Every morning now your child wakes up with some imaginary ailment: his lips have got fat, today his knees don’t work and he will have to crawl to school, last week his stomach hurt to such a degree he was certain to be in need of an x-ray and though you barely believe in any of these debilitating problems, still you tut and ooh and ahh and dutifully rub tea tree oil into invisible bruises and swollen nothings and deliver him to an establishment that believes every word he tells them and promptly returns him to the domestic fold with instruction to seek medical advice for the pencil they cannot wash off his hand or the tummy ache that has had him bent double through a lesson about jolly little limericks he does not want to write. And then he is there, sitting on your knee all over again, interfering in the delivery of your work, happy as a sandboy and twice as healthy for his sins, smiling bravely and sucking the life out of that which holds the four walls of your house up.
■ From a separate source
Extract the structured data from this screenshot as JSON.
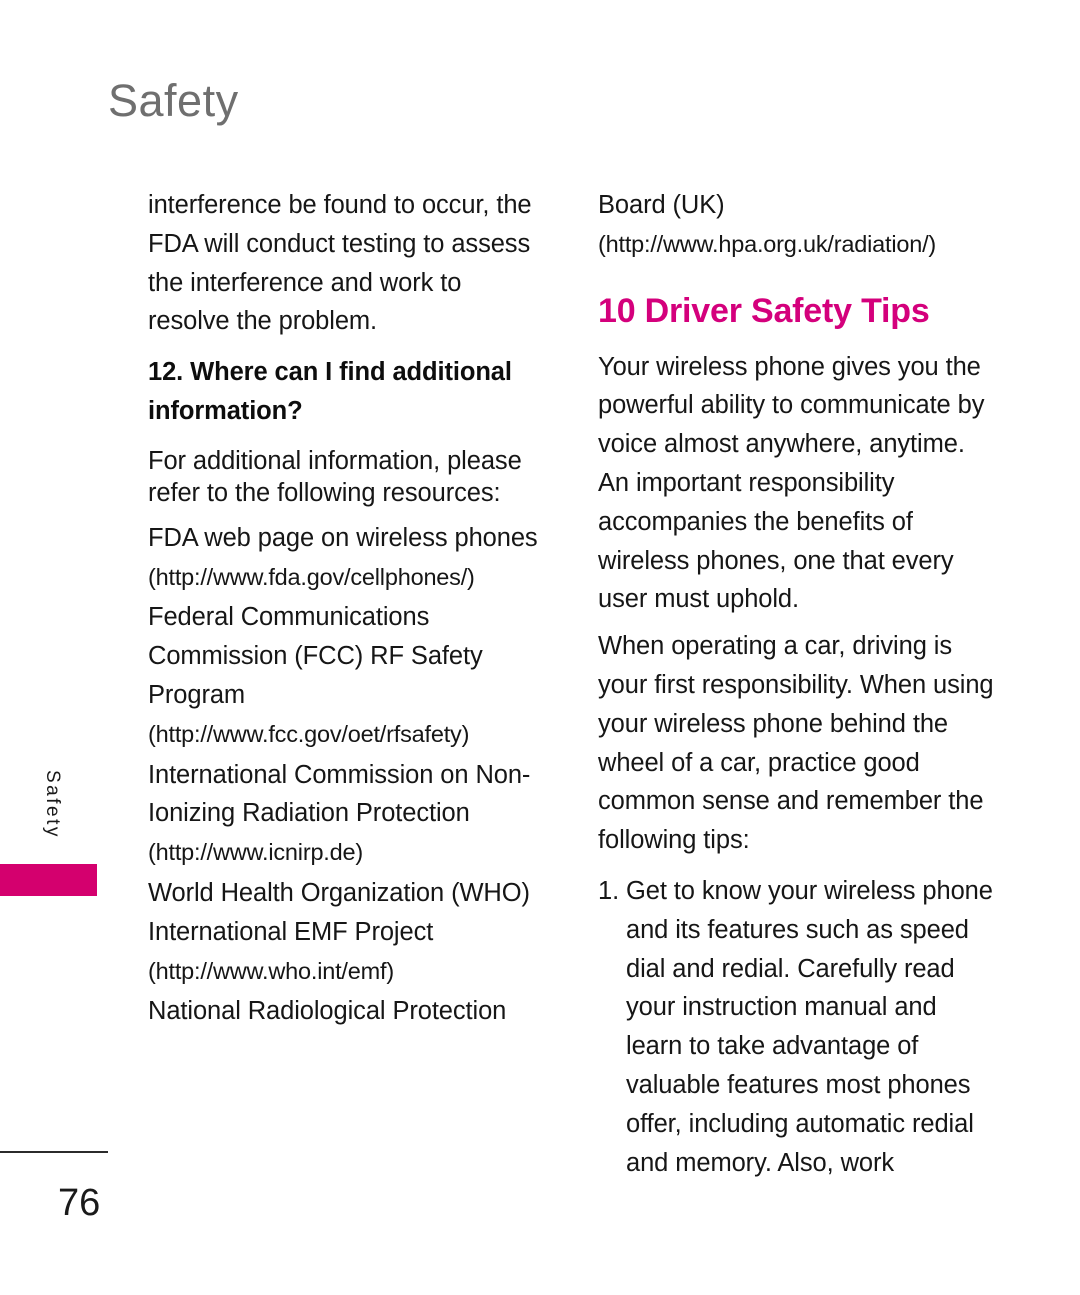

It is a phase. That’s what you tell yourself. You have issued warnings about the boy who cried wolf and told school you will not be collecting him unless he is in need of immediate hospitalisation. You are done dilly-dallying with the matter, though what his teacher will have to say about your pint-sized hypochondriac at parents evening tonight you shudder to think. Because it is a shuddery matter. Presenting a united front with the Father of your child and trying not to feel outraged when he asserts himself as his Daddy in front of a teacher he does not have daily dealings with. You feel tired at the thought of it. Find yourself getting shrill. And a terrible thing is shrill because it undermines you. It weakens those lines of argument you have formed so beautifully in your head and renders you pushy and pedantic. It makes you look like you care whether he is managing multipication when truthfully you couldn’t give a damn as long as he is able to express his emotions and find joy in all the small things that will shape who he becomes.
Lately you find yourself at odds with public opinion. Where people discuss self-discipline as if it were a virtue, you can talk only in terms of kindness and joy. When those women who love you listen to your your self-righteous opinions about marriage and homework and X-Factor and kids diets and the future of the Conservative party, ooh and just about everything in-between, they take your hand and say yes, but not everybody is as strong as you and look at you sympathetically as if strength was the cross you have to bear. As if strength was the one quality most liable to isolate you from the cosy ranks of female comradeship. And yet it doesn’t stop you: you don’t seem capable of playing the game. You don’t seem capable of shutting up. Of keeping the most female of secrets or dwelling on that from which so much playground chatter can be derided. You worry that middle age will mark you out as a fully fledged cow. You worry that what you once thought of as authenticity is actually nothing more that curmudgeonly outpourings of the discombobulated mind. You worry that you are one of those dreadful women who love too much. And then you go on to worry that is actually more honest to say that your intrinsic need to put yourself first probably makes you one of those terribly dis-spirited specimens of the fairer sex who quite frankly never learn to love anyone but themselves quite as much as they should.
You see? Dis-com-blooming-bobulated. And nothing to do about it but wait for this too shall pass. And it shall pass while you pour juices over a chicken basted in garlic. While you run a bath for the kind of little footballer whose seven year old knees no longer work and seek out a top that says take me seriously to his teacher. It will pass while you stand bewildered in front of the boiler that will not play ball and crawl into bed with another 80,000 words of yesterdays fiction. While you pay bills and buy toilet roll and ring your Mum fifty times a day and search high and low for flat boots that do not throw your back out. This too shall pass when you learn to bite your lip, to rest easy in arms that love you instead of seeking answers to the kind of relentless questions that barely need answering, and for once, oh just for once, start practising what you preach.
This too shall pass.